Leave the images aside and output every entry exactly.
** Opening SOURCE MATERIAL block **
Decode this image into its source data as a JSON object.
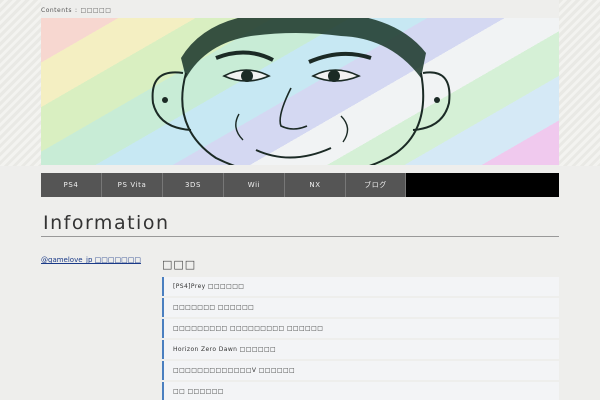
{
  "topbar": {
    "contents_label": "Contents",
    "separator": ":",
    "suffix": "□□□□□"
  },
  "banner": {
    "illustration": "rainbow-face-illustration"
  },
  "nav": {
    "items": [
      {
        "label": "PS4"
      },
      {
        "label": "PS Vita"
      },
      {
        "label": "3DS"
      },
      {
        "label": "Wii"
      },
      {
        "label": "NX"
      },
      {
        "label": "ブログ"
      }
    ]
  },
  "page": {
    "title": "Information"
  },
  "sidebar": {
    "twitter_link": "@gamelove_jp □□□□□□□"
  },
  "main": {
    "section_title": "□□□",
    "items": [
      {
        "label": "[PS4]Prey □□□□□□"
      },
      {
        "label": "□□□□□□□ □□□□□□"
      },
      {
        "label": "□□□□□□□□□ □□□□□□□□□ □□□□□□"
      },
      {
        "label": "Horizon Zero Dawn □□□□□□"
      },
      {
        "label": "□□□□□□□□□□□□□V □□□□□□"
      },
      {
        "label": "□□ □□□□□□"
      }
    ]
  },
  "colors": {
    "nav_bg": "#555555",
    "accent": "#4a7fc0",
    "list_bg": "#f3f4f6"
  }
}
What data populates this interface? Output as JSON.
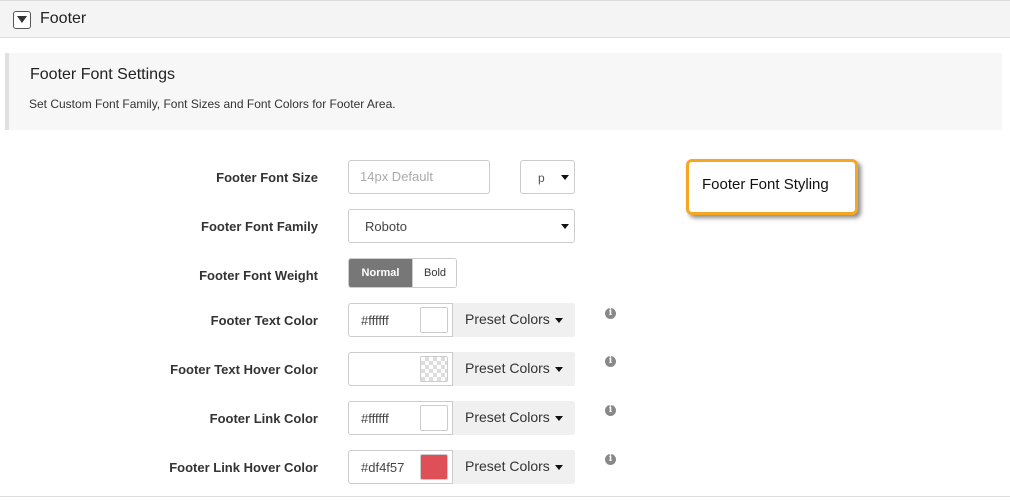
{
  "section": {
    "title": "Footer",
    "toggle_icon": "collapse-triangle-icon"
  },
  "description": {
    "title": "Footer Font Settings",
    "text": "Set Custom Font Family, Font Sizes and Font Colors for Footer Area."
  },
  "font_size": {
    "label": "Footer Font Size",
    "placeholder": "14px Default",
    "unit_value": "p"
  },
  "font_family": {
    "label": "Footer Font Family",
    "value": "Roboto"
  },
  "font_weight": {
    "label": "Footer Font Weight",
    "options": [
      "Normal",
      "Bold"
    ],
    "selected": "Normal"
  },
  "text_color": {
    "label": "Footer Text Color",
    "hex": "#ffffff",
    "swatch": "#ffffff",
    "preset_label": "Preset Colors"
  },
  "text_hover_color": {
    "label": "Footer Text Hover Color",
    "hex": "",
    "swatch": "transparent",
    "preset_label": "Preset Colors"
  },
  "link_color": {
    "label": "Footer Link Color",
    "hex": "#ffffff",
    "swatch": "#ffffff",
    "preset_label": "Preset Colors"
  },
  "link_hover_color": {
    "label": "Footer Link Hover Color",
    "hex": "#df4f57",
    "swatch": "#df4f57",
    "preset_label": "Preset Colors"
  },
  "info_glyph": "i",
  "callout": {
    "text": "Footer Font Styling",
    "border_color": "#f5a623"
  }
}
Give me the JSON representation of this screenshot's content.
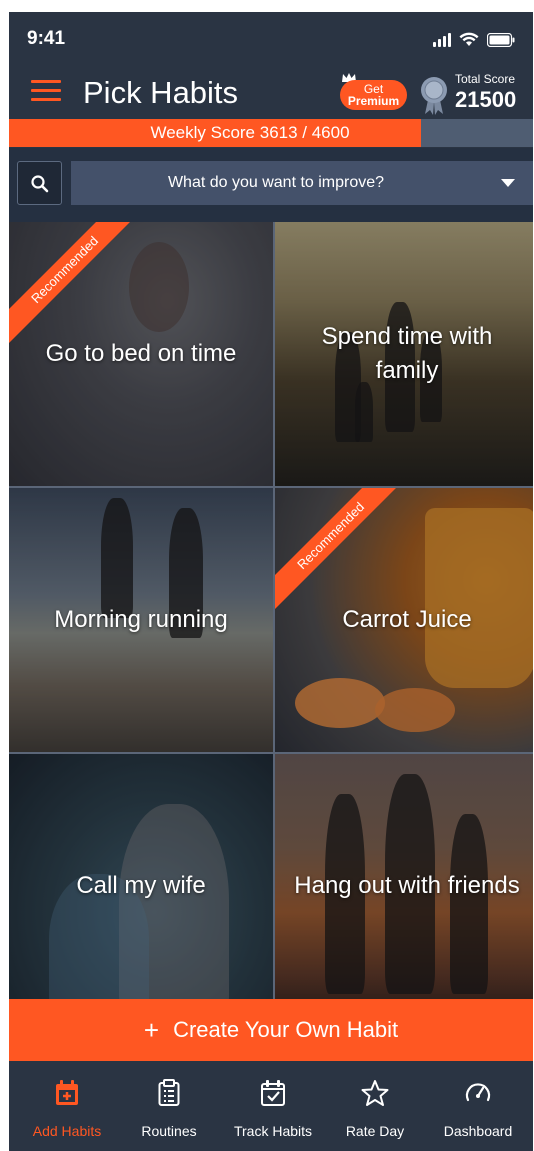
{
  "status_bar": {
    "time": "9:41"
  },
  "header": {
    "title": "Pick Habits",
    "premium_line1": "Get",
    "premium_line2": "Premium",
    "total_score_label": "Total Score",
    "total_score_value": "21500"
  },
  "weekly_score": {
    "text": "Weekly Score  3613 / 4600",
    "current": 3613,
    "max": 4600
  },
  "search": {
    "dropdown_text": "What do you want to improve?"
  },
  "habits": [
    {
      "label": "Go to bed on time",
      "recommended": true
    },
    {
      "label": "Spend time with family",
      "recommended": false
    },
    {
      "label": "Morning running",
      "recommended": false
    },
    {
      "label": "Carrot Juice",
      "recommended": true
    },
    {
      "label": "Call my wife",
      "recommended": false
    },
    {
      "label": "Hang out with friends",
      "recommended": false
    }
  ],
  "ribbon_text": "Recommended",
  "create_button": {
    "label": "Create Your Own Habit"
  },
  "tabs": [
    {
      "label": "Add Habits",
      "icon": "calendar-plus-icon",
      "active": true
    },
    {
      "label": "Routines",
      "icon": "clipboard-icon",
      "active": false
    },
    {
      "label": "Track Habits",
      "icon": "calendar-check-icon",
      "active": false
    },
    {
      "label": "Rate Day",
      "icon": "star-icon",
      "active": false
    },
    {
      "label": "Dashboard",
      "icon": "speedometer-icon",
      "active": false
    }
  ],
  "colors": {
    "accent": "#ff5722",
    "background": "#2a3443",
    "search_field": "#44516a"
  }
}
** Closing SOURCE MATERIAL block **
SOLUTION TO THIS PROBLEM ▸
Decode this image into its source data as a JSON object.
{
  "topbar": {
    "contents_label": "Contents",
    "separator": ":",
    "suffix": "□□□□□"
  },
  "banner": {
    "illustration": "rainbow-face-illustration"
  },
  "nav": {
    "items": [
      {
        "label": "PS4"
      },
      {
        "label": "PS Vita"
      },
      {
        "label": "3DS"
      },
      {
        "label": "Wii"
      },
      {
        "label": "NX"
      },
      {
        "label": "ブログ"
      }
    ]
  },
  "page": {
    "title": "Information"
  },
  "sidebar": {
    "twitter_link": "@gamelove_jp □□□□□□□"
  },
  "main": {
    "section_title": "□□□",
    "items": [
      {
        "label": "[PS4]Prey □□□□□□"
      },
      {
        "label": "□□□□□□□ □□□□□□"
      },
      {
        "label": "□□□□□□□□□ □□□□□□□□□ □□□□□□"
      },
      {
        "label": "Horizon Zero Dawn □□□□□□"
      },
      {
        "label": "□□□□□□□□□□□□□V □□□□□□"
      },
      {
        "label": "□□ □□□□□□"
      }
    ]
  },
  "colors": {
    "nav_bg": "#555555",
    "accent": "#4a7fc0",
    "list_bg": "#f3f4f6"
  }
}
What data populates this interface? Output as JSON.
{
  "section": {
    "title": "Footer",
    "toggle_icon": "collapse-triangle-icon"
  },
  "description": {
    "title": "Footer Font Settings",
    "text": "Set Custom Font Family, Font Sizes and Font Colors for Footer Area."
  },
  "font_size": {
    "label": "Footer Font Size",
    "placeholder": "14px Default",
    "unit_value": "p"
  },
  "font_family": {
    "label": "Footer Font Family",
    "value": "Roboto"
  },
  "font_weight": {
    "label": "Footer Font Weight",
    "options": [
      "Normal",
      "Bold"
    ],
    "selected": "Normal"
  },
  "text_color": {
    "label": "Footer Text Color",
    "hex": "#ffffff",
    "swatch": "#ffffff",
    "preset_label": "Preset Colors"
  },
  "text_hover_color": {
    "label": "Footer Text Hover Color",
    "hex": "",
    "swatch": "transparent",
    "preset_label": "Preset Colors"
  },
  "link_color": {
    "label": "Footer Link Color",
    "hex": "#ffffff",
    "swatch": "#ffffff",
    "preset_label": "Preset Colors"
  },
  "link_hover_color": {
    "label": "Footer Link Hover Color",
    "hex": "#df4f57",
    "swatch": "#df4f57",
    "preset_label": "Preset Colors"
  },
  "info_glyph": "i",
  "callout": {
    "text": "Footer Font Styling",
    "border_color": "#f5a623"
  }
}
Give me the JSON representation of this screenshot's content.
{
  "status_bar": {
    "time": "9:41"
  },
  "header": {
    "title": "Pick Habits",
    "premium_line1": "Get",
    "premium_line2": "Premium",
    "total_score_label": "Total Score",
    "total_score_value": "21500"
  },
  "weekly_score": {
    "text": "Weekly Score  3613 / 4600",
    "current": 3613,
    "max": 4600
  },
  "search": {
    "dropdown_text": "What do you want to improve?"
  },
  "habits": [
    {
      "label": "Go to bed on time",
      "recommended": true
    },
    {
      "label": "Spend time with family",
      "recommended": false
    },
    {
      "label": "Morning running",
      "recommended": false
    },
    {
      "label": "Carrot Juice",
      "recommended": true
    },
    {
      "label": "Call my wife",
      "recommended": false
    },
    {
      "label": "Hang out with friends",
      "recommended": false
    }
  ],
  "ribbon_text": "Recommended",
  "create_button": {
    "label": "Create Your Own Habit"
  },
  "tabs": [
    {
      "label": "Add Habits",
      "icon": "calendar-plus-icon",
      "active": true
    },
    {
      "label": "Routines",
      "icon": "clipboard-icon",
      "active": false
    },
    {
      "label": "Track Habits",
      "icon": "calendar-check-icon",
      "active": false
    },
    {
      "label": "Rate Day",
      "icon": "star-icon",
      "active": false
    },
    {
      "label": "Dashboard",
      "icon": "speedometer-icon",
      "active": false
    }
  ],
  "colors": {
    "accent": "#ff5722",
    "background": "#2a3443",
    "search_field": "#44516a"
  }
}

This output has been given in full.